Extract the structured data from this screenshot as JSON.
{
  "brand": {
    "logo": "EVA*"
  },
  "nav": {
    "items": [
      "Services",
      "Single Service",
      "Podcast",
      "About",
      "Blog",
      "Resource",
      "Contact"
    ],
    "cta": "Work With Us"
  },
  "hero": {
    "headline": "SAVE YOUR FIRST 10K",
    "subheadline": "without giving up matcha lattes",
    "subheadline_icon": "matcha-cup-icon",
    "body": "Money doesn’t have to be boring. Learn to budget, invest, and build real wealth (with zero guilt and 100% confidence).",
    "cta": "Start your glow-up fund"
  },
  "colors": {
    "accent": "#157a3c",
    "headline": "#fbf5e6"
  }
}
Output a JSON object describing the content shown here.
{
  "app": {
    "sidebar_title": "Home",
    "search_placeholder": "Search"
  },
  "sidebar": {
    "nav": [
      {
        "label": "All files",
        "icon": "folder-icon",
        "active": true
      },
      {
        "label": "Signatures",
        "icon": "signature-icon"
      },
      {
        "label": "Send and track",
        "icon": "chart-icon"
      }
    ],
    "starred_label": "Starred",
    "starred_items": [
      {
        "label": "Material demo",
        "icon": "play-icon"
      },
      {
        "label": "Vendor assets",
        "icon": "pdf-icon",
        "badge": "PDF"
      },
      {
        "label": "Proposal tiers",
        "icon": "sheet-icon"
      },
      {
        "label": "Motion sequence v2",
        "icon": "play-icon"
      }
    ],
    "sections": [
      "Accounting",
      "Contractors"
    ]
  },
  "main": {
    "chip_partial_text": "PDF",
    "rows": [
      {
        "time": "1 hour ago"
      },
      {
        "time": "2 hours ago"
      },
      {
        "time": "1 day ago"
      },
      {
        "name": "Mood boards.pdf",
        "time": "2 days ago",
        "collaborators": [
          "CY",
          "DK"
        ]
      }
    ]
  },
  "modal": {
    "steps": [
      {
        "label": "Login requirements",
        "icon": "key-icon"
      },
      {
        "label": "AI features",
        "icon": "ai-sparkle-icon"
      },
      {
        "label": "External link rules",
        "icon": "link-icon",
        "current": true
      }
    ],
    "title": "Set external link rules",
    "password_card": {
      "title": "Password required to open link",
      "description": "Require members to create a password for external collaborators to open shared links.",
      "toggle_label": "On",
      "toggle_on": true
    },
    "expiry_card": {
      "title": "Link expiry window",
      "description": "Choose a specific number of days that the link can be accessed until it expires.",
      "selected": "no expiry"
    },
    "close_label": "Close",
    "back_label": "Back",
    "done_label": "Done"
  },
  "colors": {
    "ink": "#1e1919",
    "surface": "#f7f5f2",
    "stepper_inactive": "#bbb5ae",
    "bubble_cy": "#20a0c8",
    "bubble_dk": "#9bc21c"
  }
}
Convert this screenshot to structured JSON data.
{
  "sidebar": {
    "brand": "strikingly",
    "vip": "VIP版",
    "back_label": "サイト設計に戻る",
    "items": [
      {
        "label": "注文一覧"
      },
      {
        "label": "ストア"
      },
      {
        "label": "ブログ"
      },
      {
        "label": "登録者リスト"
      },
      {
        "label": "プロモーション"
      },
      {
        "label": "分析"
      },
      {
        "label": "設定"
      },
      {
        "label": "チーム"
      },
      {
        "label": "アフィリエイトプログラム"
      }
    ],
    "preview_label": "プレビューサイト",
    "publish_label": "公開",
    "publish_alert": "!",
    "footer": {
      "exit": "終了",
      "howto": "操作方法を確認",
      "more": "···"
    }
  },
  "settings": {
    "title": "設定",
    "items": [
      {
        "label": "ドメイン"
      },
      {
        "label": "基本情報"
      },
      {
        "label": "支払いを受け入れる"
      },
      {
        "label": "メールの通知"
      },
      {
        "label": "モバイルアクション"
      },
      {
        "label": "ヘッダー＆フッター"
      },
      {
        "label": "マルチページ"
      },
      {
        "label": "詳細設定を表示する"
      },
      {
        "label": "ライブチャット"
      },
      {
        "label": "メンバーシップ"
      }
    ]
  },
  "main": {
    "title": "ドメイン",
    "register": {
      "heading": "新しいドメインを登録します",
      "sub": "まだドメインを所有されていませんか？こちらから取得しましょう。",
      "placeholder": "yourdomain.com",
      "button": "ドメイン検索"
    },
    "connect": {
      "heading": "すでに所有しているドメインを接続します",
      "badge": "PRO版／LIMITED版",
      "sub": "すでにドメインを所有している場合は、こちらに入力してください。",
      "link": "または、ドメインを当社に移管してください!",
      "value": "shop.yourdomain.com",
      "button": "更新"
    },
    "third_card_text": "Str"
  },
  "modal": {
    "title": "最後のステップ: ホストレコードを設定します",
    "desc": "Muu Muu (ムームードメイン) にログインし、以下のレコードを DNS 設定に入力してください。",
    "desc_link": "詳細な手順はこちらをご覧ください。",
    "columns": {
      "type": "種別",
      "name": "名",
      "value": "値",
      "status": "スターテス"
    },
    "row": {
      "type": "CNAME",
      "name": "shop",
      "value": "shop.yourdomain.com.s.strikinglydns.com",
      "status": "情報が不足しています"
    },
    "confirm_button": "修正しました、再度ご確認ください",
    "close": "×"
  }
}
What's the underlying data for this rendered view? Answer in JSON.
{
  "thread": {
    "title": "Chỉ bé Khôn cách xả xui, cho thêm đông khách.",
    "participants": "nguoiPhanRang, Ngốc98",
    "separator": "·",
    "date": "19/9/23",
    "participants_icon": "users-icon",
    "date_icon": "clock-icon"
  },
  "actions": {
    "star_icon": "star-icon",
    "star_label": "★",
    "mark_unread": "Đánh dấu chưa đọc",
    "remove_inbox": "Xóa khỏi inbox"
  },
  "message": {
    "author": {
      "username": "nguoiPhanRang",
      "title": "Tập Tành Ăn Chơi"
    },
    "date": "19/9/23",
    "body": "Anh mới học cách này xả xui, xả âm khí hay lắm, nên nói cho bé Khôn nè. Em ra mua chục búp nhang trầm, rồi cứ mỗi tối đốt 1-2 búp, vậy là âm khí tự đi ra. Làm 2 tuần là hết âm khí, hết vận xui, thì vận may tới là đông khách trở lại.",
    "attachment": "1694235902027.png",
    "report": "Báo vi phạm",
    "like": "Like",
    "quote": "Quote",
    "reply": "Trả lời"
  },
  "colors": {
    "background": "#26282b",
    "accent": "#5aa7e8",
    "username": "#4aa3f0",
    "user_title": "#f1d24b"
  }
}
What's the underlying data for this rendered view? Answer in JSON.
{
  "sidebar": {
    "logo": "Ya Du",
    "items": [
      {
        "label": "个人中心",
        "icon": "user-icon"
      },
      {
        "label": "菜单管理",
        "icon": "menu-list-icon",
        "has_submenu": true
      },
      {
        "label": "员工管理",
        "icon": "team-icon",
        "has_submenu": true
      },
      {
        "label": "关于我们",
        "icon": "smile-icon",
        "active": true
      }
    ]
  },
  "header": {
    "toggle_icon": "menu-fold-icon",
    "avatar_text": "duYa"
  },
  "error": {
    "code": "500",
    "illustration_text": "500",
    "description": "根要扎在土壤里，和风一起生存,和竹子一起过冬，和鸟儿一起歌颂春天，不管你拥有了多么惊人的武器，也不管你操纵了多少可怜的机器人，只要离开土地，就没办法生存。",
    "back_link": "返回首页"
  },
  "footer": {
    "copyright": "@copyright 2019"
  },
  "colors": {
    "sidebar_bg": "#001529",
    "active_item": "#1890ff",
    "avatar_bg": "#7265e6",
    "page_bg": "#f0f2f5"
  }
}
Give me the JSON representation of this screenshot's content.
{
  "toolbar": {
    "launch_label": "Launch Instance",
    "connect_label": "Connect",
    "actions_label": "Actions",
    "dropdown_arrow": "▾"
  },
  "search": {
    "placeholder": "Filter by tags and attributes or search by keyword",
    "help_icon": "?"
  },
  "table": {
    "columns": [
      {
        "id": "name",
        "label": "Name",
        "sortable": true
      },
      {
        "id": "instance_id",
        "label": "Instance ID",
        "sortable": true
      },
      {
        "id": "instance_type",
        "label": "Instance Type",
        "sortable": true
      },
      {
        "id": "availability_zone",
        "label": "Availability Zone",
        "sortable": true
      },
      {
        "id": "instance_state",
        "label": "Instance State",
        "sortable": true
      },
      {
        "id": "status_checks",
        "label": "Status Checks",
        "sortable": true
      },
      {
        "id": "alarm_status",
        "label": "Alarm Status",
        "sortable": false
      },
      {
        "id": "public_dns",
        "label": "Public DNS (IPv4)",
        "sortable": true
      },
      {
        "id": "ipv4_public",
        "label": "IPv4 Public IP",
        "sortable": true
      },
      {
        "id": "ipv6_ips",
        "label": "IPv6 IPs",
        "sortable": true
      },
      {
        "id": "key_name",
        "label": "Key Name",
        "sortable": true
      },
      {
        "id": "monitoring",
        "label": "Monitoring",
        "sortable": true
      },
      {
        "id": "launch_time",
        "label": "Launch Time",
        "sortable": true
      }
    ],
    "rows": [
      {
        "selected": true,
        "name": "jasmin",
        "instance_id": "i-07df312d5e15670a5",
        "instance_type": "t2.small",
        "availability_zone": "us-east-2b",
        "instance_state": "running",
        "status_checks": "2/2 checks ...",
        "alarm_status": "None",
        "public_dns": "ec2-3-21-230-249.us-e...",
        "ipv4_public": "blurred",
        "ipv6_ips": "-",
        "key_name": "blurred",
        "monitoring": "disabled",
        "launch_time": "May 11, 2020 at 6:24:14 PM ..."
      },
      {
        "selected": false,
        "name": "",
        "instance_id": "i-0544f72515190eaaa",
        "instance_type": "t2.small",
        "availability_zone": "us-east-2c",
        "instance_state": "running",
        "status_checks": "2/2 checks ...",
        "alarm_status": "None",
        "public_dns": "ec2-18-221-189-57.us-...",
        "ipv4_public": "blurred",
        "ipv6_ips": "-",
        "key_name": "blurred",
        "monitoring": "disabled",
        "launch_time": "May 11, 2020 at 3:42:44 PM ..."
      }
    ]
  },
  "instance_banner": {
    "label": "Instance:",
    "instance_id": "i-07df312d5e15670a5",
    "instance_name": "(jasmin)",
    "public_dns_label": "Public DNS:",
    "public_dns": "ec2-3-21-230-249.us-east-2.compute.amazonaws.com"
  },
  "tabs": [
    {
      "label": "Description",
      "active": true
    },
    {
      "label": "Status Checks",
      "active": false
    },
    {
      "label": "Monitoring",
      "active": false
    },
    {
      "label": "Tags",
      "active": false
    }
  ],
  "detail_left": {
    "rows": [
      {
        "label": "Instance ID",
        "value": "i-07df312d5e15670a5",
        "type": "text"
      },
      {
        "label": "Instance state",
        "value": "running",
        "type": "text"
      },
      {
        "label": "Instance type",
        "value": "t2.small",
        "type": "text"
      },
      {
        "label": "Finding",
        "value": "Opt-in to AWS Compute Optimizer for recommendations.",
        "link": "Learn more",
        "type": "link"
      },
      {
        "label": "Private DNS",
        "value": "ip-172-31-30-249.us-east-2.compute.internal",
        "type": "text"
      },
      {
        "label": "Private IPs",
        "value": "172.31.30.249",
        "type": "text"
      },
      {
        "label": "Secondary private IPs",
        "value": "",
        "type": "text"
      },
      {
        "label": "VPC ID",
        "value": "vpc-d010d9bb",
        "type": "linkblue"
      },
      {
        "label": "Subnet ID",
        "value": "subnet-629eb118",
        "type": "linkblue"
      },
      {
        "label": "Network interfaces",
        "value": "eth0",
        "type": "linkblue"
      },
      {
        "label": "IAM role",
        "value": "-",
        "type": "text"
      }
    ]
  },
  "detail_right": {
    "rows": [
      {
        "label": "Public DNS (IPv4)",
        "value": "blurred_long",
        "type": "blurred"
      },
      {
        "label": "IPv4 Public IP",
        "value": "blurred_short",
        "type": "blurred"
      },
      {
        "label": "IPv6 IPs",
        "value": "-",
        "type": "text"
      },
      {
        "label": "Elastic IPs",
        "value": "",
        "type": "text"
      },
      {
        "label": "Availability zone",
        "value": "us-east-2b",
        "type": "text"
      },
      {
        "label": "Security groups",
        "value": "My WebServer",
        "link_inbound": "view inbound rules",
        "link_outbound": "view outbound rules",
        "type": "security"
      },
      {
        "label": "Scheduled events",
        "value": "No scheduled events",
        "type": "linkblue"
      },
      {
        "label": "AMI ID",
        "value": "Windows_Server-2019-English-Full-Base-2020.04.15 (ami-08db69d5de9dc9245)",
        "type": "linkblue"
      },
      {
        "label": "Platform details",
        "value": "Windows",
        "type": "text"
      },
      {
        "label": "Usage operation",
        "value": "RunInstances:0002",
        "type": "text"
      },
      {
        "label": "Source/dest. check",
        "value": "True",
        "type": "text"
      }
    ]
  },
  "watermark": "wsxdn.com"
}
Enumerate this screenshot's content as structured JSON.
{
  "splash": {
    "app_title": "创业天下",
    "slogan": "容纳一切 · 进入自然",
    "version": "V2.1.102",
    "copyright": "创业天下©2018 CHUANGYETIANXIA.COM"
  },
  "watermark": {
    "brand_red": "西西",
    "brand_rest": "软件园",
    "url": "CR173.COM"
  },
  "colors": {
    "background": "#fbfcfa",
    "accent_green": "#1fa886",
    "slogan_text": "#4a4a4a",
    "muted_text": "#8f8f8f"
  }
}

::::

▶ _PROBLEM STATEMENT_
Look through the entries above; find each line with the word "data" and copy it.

▶ _EXPECTED ANSWER_
Extract the structured data from this screenshot as JSON.
Convert this screenshot to structured JSON data.
What's the underlying data for this rendered view? Answer in JSON.
What's the underlying data for this rendered view? Answer in JSON.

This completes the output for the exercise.